Wenham's overall argument leads toward an early date for each of the Synoptic Gospels. Despite the existence of the texts, it is fair to ask why the rest of the New Testament does not refer to them directly (Wenham 1992, 218). Wenham does observe that there are indicators throughout the New Testament of knowledge of the traditions about Jesus, even though there is very little overt reference to those traditions. In fact, explicit references to the written Gospels are also rare in the Fathers, whose knowledge of the documents is not in question (Wenham 1992, 219). For that matter, in Acts, Luke does not repeat the events of his Gospel to explain what the apostles are doing. Wenham views the purposes of the Epistles to be significantly different from those of the Gospels, thus requiring different types of information and proofs (Wenham 1992, 220). There is a presupposition of knowledge about Jesus, but the events of the Gospels are not used as direct arguments.

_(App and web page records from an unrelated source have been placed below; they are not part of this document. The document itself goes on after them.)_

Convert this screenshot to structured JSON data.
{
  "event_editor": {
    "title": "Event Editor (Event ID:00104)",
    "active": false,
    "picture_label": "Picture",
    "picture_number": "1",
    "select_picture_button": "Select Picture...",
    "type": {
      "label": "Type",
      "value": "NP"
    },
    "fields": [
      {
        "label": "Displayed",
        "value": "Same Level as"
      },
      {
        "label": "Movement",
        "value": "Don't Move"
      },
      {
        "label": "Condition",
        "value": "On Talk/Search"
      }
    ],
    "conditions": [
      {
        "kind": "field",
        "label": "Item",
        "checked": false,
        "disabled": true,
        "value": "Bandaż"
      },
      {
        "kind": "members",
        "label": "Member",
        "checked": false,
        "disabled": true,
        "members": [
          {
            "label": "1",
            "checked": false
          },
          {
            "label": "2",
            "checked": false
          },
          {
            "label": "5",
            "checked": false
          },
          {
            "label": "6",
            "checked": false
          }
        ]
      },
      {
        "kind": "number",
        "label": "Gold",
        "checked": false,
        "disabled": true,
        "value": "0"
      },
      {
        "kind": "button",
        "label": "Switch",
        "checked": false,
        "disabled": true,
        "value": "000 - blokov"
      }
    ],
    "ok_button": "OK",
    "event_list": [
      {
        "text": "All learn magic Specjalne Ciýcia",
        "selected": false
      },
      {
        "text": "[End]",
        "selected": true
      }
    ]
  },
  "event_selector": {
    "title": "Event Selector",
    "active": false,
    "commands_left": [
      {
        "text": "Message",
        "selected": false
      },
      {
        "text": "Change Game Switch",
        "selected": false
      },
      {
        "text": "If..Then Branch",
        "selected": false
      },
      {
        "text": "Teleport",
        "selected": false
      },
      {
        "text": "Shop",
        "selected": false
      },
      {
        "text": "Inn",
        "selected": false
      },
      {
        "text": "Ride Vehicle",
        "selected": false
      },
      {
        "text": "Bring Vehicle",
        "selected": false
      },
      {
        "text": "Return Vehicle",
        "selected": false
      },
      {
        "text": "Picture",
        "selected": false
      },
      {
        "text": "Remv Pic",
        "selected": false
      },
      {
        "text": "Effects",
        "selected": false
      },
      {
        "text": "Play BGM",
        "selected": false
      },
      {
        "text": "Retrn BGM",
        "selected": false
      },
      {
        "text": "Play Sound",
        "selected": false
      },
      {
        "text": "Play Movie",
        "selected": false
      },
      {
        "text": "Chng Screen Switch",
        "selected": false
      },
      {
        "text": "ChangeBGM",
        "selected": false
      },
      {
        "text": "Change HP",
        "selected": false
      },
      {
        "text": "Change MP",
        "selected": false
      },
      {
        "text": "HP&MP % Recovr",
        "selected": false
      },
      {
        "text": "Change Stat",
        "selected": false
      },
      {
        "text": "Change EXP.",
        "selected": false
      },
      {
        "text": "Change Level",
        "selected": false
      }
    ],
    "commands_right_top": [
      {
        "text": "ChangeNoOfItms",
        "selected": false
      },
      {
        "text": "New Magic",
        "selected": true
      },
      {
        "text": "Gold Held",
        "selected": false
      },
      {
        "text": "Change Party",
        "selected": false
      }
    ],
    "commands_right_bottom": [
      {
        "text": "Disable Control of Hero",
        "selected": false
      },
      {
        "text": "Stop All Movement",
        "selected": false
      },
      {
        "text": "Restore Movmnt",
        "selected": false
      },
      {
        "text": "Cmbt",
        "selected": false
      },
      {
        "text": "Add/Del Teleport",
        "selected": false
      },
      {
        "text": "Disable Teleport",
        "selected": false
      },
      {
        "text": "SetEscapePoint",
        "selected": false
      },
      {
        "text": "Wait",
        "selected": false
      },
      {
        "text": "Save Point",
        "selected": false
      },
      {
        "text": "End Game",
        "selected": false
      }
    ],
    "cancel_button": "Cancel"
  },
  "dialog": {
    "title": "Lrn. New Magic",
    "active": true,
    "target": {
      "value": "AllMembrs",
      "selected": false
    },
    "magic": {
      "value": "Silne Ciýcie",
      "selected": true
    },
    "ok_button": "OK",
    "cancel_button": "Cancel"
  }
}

Wenham further considers that cultural differences between Judaism and Christianity made the use of written normative documents less important in Christian communities than in Jewish communities (Wenham 1992, (Wenham 1992, 220-221). These differences were based on an emphasis on orality rather than textuality in Christianity, as well as a focus on apostolic authority rather than canonicity.